■ **TASK TO COMPLETE**:
Where a line in the material below has the string "Viitteemme", please report it.

■ **INFORMATION SUPPLIED**:
====================

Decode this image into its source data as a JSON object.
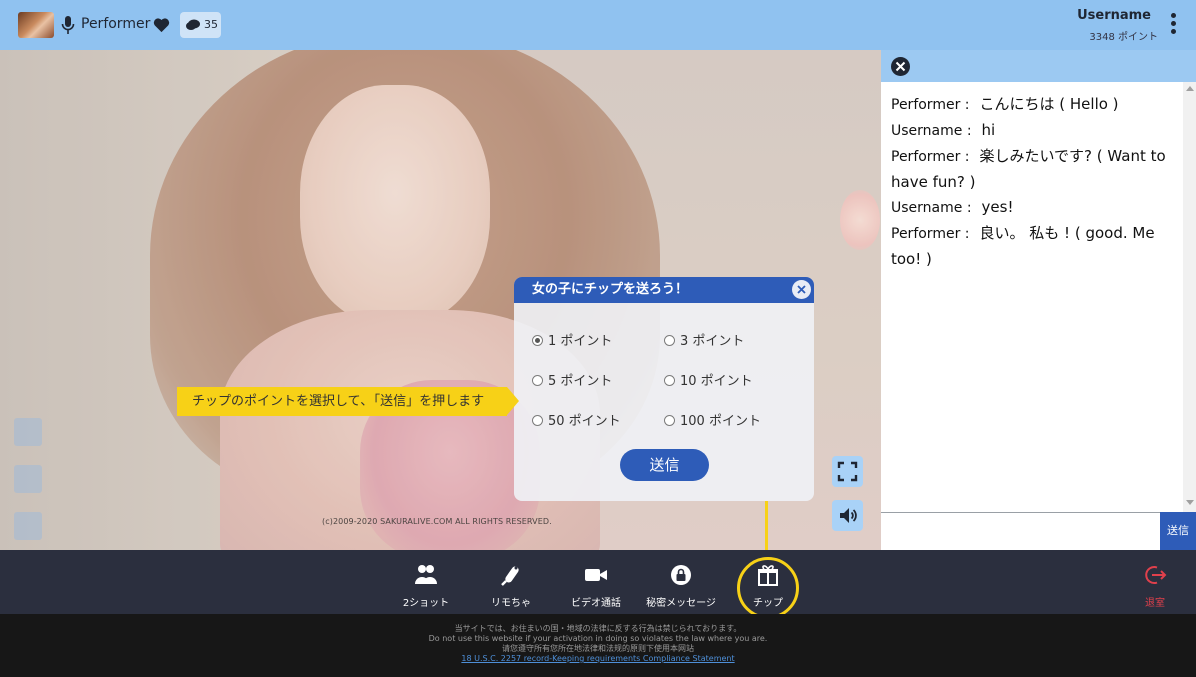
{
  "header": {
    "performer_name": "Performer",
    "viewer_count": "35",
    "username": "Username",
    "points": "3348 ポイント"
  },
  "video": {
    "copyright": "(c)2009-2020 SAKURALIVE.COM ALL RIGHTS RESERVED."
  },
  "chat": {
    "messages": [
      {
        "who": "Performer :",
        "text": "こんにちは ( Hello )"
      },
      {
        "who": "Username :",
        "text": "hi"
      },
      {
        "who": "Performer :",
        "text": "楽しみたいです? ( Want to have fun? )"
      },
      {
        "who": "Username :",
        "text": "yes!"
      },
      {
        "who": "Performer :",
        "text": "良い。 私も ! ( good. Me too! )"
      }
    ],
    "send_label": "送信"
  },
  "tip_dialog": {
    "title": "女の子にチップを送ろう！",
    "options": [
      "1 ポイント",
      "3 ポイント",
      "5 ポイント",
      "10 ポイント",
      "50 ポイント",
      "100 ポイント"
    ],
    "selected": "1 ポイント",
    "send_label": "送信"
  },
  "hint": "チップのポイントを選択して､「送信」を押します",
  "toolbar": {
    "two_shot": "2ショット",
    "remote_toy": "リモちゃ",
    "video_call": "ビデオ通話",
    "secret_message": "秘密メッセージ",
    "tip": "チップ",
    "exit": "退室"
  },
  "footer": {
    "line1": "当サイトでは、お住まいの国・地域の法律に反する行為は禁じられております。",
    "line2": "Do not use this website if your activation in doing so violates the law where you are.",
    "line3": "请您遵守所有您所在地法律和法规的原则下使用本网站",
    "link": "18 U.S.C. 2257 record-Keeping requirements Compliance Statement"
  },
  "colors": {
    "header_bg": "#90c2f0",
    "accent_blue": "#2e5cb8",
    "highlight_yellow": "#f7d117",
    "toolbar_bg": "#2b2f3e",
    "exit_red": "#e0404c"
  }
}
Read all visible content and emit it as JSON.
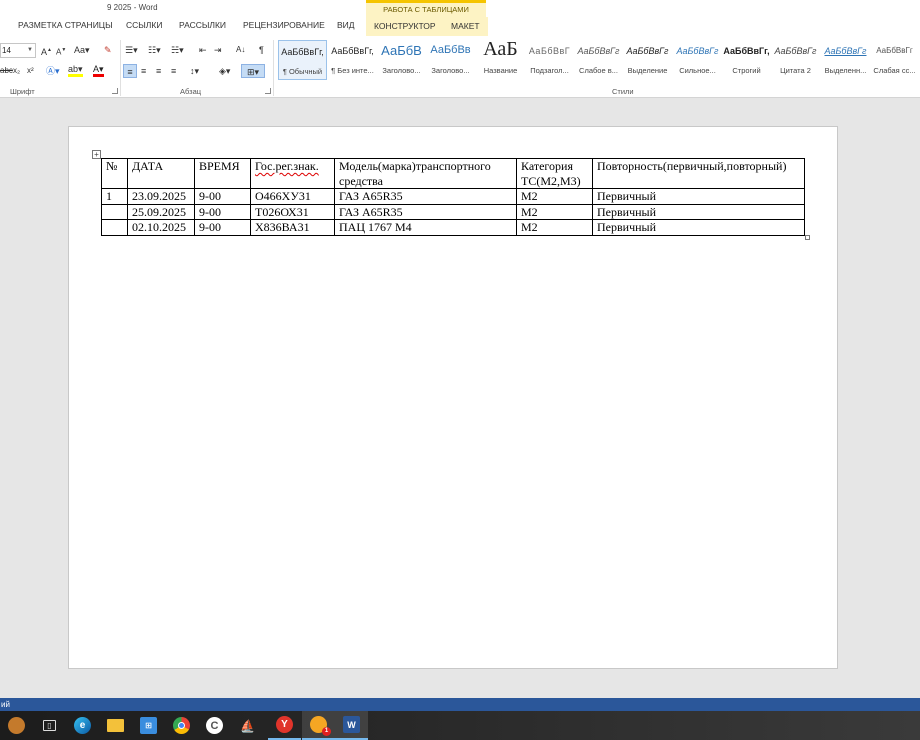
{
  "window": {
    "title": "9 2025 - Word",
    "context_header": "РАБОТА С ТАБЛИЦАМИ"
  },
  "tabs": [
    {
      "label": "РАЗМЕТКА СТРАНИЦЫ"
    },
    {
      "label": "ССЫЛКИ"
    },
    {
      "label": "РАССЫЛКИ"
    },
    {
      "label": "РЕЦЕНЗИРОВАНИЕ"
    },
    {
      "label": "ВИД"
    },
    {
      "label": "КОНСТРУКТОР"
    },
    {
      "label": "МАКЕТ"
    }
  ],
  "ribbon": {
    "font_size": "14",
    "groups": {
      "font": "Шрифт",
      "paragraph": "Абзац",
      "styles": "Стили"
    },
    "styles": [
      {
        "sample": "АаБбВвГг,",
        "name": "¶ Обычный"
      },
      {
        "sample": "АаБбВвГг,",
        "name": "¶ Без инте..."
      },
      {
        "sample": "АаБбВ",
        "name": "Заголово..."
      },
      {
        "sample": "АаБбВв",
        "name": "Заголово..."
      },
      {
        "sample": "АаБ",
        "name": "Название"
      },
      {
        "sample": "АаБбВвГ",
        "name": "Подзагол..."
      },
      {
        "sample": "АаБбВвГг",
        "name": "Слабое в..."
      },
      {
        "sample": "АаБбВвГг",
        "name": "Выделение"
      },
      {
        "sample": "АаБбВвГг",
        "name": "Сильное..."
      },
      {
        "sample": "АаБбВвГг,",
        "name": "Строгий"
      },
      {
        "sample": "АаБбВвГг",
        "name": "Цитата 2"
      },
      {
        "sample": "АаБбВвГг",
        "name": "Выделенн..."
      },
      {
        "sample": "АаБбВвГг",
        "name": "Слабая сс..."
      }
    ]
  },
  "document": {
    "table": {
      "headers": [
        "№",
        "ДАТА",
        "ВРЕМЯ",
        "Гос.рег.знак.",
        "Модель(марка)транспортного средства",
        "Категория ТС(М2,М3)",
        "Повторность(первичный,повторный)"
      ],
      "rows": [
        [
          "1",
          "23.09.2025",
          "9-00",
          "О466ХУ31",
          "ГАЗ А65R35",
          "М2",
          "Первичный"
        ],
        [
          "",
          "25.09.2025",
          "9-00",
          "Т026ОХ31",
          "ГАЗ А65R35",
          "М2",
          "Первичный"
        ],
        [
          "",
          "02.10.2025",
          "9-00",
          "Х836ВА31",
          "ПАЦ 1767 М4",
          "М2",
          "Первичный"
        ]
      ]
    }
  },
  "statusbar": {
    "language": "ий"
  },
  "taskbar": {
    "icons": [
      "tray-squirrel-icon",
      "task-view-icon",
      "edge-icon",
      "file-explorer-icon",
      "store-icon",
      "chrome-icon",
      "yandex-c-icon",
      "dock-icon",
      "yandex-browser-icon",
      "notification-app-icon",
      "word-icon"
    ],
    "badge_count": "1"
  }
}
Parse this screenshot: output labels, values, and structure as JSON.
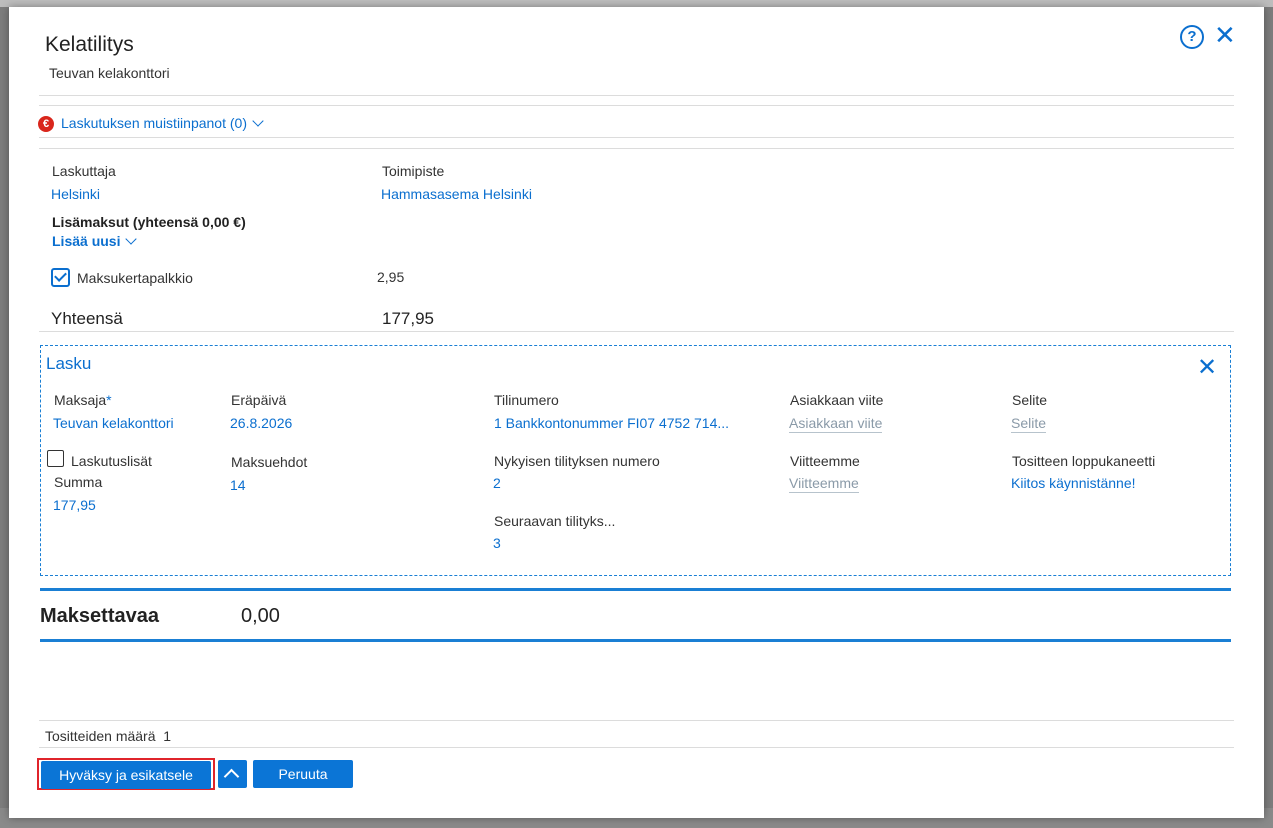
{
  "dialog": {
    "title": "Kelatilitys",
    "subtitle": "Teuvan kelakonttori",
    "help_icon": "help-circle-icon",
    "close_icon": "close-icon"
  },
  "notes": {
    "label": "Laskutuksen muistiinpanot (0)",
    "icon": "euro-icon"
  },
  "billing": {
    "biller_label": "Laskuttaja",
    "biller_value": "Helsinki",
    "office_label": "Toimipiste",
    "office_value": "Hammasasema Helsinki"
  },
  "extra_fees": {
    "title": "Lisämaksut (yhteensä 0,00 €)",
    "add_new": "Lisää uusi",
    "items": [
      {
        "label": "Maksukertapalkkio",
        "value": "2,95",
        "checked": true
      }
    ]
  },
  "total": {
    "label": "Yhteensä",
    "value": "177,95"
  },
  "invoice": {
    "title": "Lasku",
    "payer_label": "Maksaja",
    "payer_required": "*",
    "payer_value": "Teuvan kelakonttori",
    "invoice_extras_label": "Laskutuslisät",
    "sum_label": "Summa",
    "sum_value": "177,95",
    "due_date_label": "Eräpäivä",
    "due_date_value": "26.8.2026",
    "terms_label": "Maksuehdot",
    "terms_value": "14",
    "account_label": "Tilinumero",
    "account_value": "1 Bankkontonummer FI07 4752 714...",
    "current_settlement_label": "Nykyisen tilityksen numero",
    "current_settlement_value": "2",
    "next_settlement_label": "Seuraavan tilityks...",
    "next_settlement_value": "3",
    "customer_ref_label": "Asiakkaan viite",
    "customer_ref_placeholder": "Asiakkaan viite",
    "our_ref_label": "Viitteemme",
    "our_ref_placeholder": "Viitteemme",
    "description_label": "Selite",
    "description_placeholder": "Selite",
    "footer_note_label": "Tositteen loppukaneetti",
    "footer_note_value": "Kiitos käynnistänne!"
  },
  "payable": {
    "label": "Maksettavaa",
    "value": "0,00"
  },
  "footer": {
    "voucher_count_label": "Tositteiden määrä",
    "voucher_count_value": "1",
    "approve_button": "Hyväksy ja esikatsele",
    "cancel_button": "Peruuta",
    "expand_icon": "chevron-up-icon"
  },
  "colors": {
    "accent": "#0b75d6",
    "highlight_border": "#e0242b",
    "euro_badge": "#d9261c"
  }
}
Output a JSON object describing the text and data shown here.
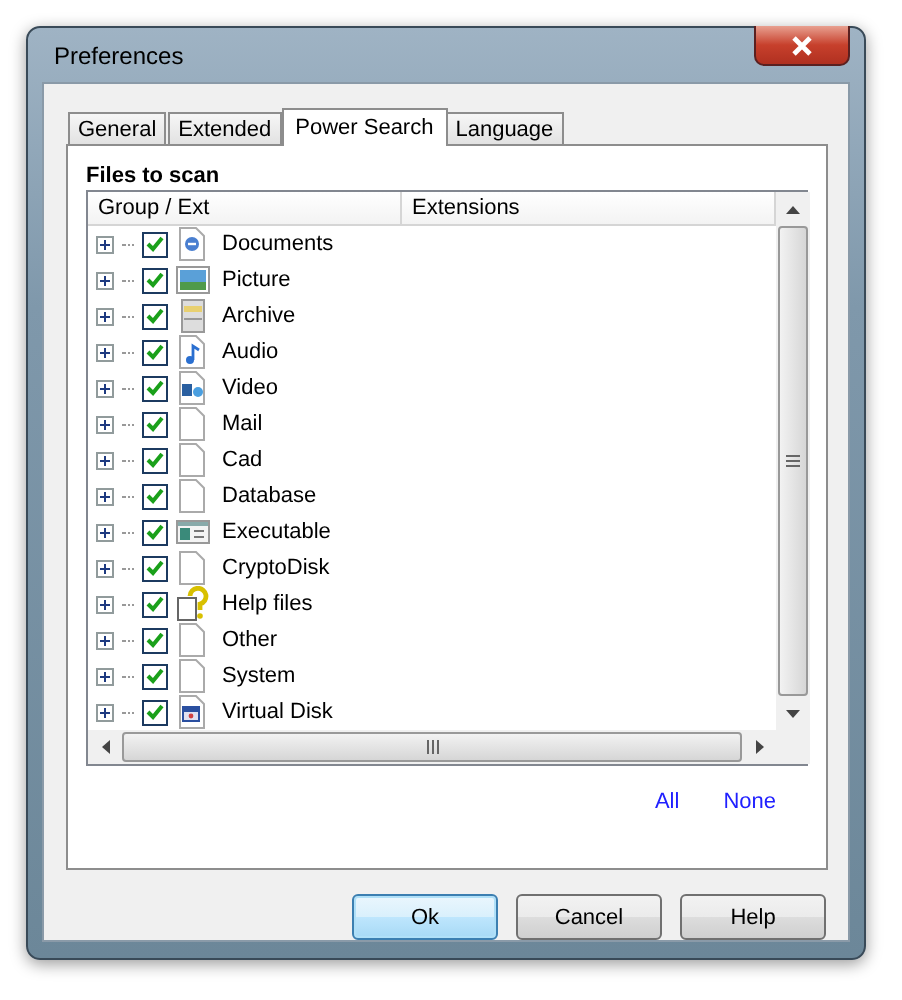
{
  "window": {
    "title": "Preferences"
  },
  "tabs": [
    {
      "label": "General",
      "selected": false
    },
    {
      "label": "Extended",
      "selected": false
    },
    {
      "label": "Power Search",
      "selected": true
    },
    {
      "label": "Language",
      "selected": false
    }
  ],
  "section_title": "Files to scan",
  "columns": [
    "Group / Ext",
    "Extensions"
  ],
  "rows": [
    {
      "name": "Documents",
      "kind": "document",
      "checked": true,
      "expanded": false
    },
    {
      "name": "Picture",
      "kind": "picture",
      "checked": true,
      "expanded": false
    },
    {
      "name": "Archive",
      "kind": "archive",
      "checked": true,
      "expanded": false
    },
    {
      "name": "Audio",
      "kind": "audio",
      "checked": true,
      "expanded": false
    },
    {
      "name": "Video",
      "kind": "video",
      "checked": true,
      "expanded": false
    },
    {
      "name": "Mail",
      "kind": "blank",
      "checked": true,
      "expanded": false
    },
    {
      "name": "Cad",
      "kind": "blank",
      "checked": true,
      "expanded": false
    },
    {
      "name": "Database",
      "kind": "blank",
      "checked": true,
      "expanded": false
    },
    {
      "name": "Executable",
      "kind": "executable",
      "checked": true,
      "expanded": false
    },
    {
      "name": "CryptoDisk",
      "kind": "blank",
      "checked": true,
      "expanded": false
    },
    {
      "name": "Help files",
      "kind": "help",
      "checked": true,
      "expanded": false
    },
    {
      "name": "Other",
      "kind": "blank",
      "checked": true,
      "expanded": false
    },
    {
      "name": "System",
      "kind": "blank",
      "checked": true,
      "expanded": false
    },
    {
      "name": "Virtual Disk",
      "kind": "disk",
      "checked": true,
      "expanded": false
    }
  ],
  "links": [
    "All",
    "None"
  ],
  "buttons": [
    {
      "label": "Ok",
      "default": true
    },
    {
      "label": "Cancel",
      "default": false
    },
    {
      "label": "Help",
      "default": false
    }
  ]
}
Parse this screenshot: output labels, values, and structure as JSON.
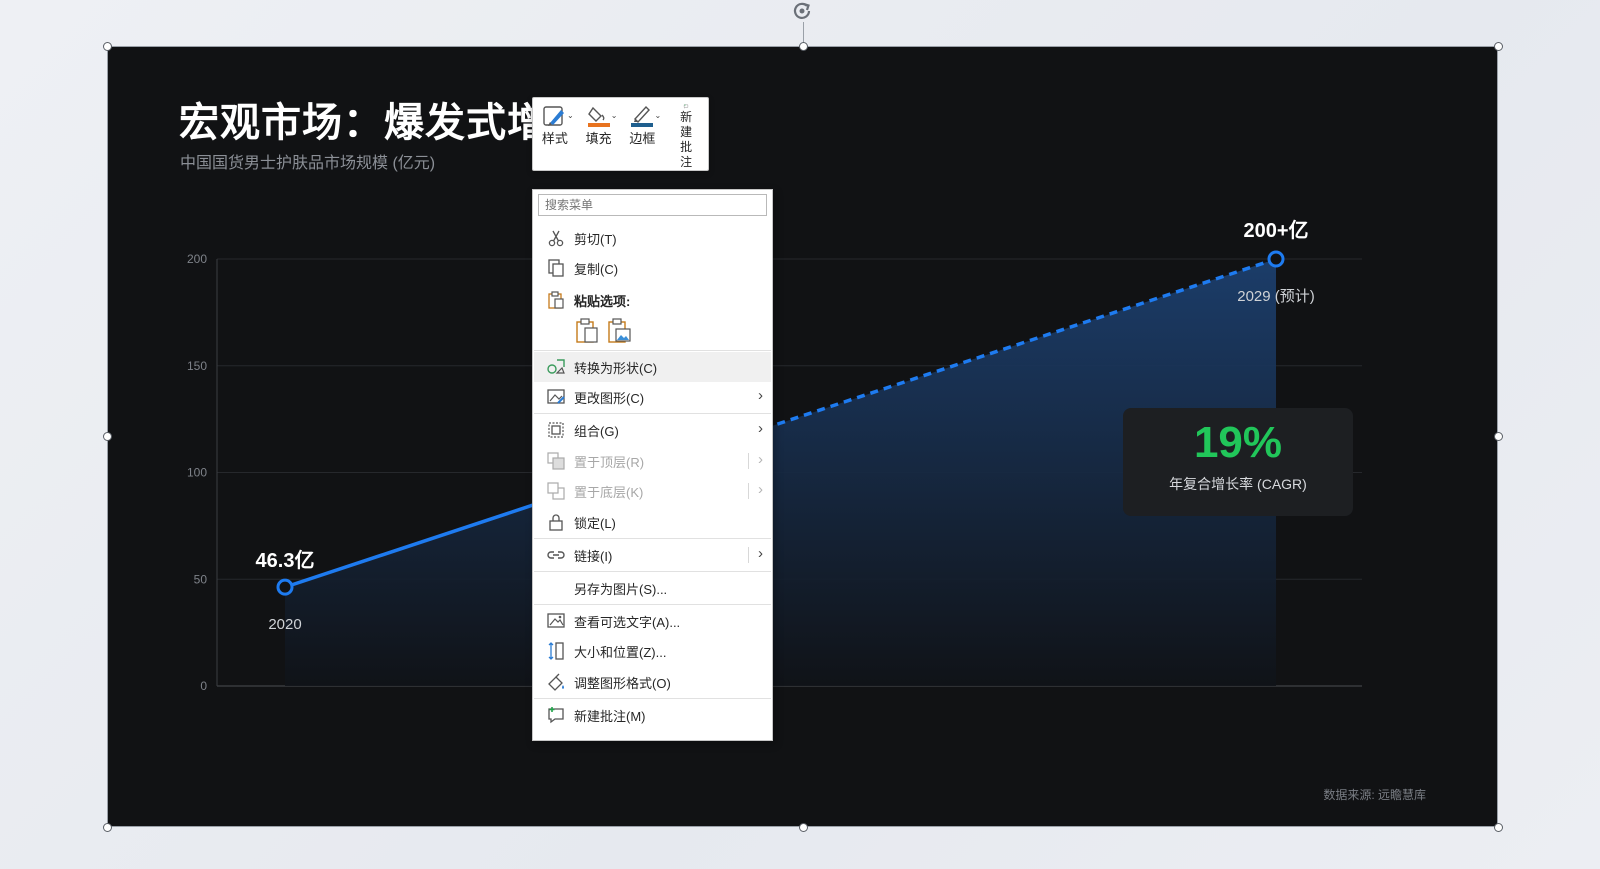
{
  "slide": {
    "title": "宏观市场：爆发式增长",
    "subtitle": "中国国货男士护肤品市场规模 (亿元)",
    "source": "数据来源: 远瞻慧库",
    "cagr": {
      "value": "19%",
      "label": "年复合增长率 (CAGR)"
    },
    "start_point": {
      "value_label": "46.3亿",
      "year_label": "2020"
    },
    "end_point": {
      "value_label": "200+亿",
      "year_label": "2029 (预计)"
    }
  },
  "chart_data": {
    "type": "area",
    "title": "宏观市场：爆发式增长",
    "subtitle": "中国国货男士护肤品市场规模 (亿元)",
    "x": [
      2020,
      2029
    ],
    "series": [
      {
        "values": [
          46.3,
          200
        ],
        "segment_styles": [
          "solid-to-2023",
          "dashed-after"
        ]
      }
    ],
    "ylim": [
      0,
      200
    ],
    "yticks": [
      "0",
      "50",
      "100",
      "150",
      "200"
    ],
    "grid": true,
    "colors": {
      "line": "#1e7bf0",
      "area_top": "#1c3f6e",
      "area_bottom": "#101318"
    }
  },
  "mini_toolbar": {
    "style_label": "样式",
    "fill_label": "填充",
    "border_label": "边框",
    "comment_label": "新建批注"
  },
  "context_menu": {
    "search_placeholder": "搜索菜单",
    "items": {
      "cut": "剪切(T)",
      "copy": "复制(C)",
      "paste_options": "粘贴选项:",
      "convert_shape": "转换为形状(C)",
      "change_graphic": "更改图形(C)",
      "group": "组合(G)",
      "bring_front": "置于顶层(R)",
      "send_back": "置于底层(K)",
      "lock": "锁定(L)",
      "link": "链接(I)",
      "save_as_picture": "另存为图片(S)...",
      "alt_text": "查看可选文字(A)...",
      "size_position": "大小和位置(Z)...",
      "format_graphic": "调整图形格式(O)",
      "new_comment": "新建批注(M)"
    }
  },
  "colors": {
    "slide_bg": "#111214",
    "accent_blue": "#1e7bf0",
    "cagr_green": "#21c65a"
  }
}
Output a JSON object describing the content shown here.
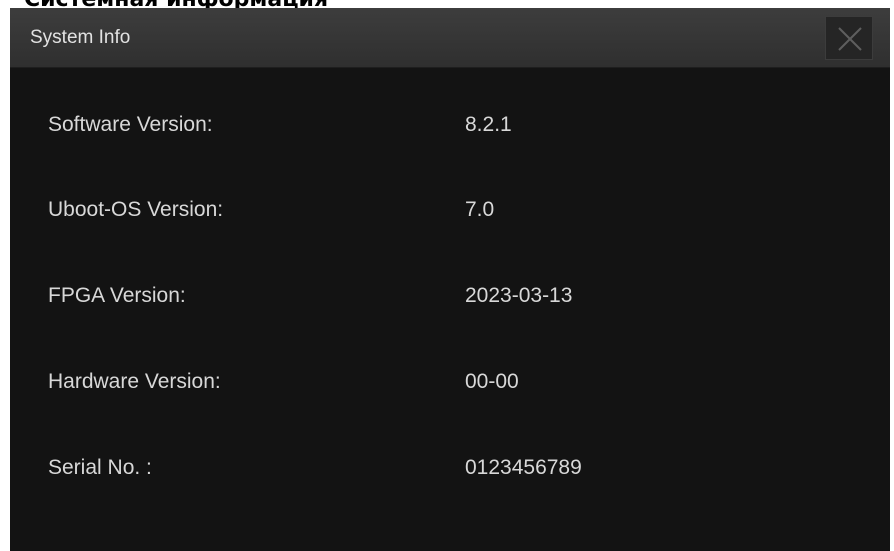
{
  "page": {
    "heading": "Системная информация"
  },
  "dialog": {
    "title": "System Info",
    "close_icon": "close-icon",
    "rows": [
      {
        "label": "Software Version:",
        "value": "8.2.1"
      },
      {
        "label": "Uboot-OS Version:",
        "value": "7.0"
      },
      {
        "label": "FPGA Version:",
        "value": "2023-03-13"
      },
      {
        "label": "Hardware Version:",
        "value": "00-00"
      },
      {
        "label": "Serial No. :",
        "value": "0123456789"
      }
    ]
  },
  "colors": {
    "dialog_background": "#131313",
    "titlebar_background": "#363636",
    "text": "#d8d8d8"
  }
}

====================

■ **RESPONSE TO THE EXERCISE**:
    "our_ref_label": "Viitteemme",
    "our_ref_placeholder": "Viitteemme",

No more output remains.